“Citizens’ Band radio (CB) is, in many countries, a system of short-distance, simplex radio communications between individuals on a selection of 40 channels within the 27 MHz (11 meter) band. The CB radio service should not be confused with FRS, GMRS, MURS, or amateur (“ham”) radio. Similar personal radio services exist in other countries, with varying requirements for licensing and differing technical standards. In many countries, CB does not require a license and, unlike amateur radio, it may be used for business as well as personal communications.”
For several years now there is a group of people from virtually everywhere in germany who connect their CB radios to the internet – they link their “gateways” together using a software normally used by online gamers called “TeamSpeak”. All you have to do to take a look is to read this short how-to and follow the steps.
Here’s a sneak-peak at the current status of the server:
There’s even a livestream available (but sometimes not working):
Source 1: http://www.freiesfunknetz.com/
Source 2: http://www.goteamspeak.com/
They landed on the mars again…and they will launch a space shuttle within the next 22 hours if everything works out as planned. So maybe you, just like me, are interested in getting some live-information about that.
There’s NASA TV but on the NASA website you only get low (150kbit) bitrate streams.
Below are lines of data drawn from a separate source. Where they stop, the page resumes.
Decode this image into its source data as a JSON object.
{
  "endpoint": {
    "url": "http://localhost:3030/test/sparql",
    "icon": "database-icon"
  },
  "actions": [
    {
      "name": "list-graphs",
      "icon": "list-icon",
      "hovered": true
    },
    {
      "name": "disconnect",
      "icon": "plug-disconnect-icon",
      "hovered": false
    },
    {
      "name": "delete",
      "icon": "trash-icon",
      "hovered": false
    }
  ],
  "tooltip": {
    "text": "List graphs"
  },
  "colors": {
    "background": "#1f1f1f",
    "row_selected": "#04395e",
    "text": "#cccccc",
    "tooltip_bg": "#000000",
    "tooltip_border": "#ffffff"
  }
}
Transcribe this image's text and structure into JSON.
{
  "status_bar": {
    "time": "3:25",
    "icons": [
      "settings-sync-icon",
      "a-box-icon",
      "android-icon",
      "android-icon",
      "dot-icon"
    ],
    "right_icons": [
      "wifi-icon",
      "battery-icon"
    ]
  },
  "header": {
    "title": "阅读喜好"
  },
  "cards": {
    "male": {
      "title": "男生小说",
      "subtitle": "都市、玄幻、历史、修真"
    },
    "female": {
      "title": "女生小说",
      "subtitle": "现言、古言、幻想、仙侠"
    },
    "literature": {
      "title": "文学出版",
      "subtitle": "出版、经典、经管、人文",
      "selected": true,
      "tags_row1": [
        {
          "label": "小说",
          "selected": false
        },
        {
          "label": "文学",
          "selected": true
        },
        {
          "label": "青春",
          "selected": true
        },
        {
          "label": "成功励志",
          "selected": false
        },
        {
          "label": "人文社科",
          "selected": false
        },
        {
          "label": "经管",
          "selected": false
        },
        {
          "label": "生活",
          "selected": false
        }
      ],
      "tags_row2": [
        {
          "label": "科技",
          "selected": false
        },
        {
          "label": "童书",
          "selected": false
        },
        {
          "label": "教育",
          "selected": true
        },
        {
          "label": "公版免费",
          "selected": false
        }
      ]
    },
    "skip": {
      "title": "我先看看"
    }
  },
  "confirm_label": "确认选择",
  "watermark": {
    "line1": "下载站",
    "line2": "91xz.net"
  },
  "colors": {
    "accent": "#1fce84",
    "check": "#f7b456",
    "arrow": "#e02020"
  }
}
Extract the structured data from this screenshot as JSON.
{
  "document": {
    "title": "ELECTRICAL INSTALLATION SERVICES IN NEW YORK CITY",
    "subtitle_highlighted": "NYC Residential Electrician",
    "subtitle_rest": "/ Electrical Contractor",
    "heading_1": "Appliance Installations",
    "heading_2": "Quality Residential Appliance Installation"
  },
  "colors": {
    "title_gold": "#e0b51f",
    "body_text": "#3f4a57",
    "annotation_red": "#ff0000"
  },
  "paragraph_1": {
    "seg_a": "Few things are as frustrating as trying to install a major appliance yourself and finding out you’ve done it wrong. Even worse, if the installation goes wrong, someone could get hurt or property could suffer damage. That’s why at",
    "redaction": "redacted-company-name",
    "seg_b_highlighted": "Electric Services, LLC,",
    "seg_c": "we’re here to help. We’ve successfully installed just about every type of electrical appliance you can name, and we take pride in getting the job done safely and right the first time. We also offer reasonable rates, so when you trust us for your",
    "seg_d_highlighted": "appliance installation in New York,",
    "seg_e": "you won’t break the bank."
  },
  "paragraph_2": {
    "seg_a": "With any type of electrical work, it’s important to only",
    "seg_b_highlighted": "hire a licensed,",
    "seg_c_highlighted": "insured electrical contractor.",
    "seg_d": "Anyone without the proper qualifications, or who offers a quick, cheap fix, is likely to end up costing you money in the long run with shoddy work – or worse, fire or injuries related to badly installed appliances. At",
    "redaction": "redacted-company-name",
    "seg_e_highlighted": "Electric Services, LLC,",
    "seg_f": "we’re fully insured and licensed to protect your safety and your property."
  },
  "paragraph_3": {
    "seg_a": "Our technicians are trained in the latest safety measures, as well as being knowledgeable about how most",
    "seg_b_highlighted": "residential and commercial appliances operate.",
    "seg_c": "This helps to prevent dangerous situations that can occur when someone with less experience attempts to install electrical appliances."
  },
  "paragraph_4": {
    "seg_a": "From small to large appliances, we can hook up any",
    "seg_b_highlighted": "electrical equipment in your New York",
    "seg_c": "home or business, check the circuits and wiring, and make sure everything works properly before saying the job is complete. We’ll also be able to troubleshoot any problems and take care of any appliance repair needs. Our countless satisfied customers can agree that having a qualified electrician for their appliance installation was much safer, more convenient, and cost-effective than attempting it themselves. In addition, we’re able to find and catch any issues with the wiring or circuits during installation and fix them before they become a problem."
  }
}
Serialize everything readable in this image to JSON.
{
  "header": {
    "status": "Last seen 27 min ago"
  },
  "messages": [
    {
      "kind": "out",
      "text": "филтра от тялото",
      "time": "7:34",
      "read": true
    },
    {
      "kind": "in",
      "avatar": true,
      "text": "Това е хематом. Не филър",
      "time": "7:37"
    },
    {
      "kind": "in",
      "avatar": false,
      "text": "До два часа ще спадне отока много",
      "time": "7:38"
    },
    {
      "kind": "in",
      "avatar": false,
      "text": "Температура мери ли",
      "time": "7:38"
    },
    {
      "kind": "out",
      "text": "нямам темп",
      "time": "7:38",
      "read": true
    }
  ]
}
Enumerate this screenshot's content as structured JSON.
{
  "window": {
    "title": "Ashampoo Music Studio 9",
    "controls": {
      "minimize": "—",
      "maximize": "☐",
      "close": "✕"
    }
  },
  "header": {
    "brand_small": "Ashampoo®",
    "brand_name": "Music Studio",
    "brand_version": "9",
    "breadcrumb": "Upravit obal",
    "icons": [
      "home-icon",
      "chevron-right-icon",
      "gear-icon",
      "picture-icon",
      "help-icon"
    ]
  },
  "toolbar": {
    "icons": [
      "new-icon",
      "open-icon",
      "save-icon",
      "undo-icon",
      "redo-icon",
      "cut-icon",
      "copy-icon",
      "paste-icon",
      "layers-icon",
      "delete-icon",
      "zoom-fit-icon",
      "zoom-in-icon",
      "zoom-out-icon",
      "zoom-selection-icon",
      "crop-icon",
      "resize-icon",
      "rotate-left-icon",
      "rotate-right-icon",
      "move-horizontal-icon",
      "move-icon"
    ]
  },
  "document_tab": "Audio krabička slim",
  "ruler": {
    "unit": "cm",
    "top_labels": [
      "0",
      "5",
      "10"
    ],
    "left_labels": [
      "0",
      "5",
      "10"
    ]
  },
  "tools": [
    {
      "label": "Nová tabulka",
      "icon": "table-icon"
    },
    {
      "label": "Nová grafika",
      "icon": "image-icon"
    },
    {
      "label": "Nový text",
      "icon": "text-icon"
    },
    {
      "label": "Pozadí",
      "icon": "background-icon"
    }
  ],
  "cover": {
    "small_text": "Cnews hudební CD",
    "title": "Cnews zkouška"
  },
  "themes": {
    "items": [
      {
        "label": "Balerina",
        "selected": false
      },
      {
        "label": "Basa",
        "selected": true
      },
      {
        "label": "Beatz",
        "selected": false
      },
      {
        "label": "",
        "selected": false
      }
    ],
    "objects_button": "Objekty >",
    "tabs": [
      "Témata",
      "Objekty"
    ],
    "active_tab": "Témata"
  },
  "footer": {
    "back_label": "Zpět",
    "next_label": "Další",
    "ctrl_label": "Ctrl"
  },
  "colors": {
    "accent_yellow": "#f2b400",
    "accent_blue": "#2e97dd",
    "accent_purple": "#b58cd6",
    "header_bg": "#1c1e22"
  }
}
If you want better quality, just try these links:
Of course you can always go with the standard website livestream…
You do realise that, despite that fact no mass media is talking about it, there are still robots around and on Mars doing research for the last years? Yeah you’re right: Spirit and Opportunity are still well and alive on Mars. There were several other missions and this newly released 9.9 Tbytes of data (adds up to 16.8 Tbytes) is just fantastic stuff.
See an avalanche on Mars:
“How much data was released? 2422 observations, making up 9.9 terabytes “in over 225,599 standard PDS and extras products” according to our database specialist. This was for data between orbit ranges 4400 and 6999, or between July 05, 2007 and January 23, 2008 (which is a lot of loops around the Red Planet!)
We have now released a total of 16.8 TB worth of data, or nearly 500,000 image products. Please check out the latest images on the HiRISE website on the “March 2008: New HiRISE Images Released to the Planetary Data System” page.”
Source 1: http://hirise.lpl.arizona.edu/HiBlog/?p=147
Source 2: http://hirise.lpl.arizona.edu/PSP_007338_2640
Source 3: http://pds-imaging.jpl.nasa.gov/
Source 4: http://hirise-pds.lpl.arizona.edu/PDS/
Source 5: http://marsrovers.jpl.nasa.gov/home/index.html